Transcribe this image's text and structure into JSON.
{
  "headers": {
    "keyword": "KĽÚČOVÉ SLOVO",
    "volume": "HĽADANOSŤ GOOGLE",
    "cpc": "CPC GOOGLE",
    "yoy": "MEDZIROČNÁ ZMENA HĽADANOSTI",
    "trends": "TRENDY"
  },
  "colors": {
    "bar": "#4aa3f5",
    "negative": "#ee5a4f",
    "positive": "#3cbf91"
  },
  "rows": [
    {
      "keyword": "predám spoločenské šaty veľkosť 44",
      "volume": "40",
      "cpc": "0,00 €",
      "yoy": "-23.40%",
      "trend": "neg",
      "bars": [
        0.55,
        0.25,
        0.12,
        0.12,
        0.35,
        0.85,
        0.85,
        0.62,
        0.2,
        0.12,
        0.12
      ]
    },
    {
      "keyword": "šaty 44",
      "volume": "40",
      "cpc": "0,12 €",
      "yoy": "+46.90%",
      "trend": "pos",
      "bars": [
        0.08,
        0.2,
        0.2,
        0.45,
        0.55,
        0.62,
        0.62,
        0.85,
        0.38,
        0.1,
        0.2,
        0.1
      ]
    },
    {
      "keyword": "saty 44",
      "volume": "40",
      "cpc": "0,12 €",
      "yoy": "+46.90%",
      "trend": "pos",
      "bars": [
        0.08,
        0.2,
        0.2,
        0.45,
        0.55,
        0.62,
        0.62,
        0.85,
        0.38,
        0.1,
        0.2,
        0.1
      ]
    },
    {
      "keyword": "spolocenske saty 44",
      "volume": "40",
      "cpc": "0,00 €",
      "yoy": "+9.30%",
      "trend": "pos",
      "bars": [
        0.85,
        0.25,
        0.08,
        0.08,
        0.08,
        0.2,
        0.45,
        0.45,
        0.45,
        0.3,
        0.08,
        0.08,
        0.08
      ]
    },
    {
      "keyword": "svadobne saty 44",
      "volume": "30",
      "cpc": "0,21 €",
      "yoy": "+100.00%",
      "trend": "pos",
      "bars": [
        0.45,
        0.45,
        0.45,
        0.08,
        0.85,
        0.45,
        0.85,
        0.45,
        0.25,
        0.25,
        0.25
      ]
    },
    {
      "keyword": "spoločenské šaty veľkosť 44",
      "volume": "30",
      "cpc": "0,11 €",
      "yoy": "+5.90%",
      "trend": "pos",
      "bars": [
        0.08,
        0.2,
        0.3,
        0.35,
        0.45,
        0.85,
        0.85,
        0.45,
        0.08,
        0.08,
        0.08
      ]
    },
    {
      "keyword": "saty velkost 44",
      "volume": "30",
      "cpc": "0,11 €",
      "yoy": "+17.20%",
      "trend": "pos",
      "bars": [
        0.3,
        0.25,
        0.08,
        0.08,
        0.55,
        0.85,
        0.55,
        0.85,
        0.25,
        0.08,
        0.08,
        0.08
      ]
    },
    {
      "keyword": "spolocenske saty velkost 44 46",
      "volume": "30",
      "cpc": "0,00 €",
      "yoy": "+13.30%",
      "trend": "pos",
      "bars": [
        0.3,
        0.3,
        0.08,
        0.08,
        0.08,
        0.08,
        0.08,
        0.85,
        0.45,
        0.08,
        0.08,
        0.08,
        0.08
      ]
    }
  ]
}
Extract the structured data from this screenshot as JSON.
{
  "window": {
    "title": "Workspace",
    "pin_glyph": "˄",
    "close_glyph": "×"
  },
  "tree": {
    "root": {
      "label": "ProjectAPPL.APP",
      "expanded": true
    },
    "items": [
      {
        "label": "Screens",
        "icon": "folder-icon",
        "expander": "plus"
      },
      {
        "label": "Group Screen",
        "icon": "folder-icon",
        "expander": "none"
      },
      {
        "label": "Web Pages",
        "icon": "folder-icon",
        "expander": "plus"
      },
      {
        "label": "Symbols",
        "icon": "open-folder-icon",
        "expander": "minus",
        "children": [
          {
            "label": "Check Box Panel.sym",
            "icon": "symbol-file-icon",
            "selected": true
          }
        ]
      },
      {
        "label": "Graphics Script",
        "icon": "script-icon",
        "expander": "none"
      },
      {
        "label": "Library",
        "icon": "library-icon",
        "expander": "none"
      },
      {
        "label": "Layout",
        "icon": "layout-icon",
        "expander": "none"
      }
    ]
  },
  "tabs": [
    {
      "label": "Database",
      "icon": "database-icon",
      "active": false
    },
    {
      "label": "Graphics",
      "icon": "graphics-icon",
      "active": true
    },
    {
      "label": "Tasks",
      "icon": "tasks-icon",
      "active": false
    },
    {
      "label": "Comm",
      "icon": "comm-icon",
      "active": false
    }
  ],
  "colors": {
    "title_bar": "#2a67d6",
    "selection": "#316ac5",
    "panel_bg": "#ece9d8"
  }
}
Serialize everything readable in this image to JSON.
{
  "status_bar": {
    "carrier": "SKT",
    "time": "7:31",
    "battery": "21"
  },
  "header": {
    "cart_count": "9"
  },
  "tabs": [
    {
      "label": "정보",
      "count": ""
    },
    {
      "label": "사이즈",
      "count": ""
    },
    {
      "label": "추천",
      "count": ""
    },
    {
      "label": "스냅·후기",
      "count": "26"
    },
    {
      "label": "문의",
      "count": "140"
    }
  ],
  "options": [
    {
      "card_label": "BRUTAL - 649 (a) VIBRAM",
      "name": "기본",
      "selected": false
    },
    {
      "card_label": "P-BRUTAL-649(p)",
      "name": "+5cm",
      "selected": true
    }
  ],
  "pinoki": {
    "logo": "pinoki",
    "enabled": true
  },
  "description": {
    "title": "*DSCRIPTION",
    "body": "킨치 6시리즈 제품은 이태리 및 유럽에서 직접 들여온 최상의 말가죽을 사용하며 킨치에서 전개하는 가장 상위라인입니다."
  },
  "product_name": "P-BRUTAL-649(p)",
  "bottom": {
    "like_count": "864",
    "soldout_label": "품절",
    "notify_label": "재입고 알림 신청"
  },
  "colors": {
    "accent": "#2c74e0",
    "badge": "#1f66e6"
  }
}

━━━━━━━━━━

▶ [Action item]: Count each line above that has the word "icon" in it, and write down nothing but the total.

▶ [Solution to this task]: 12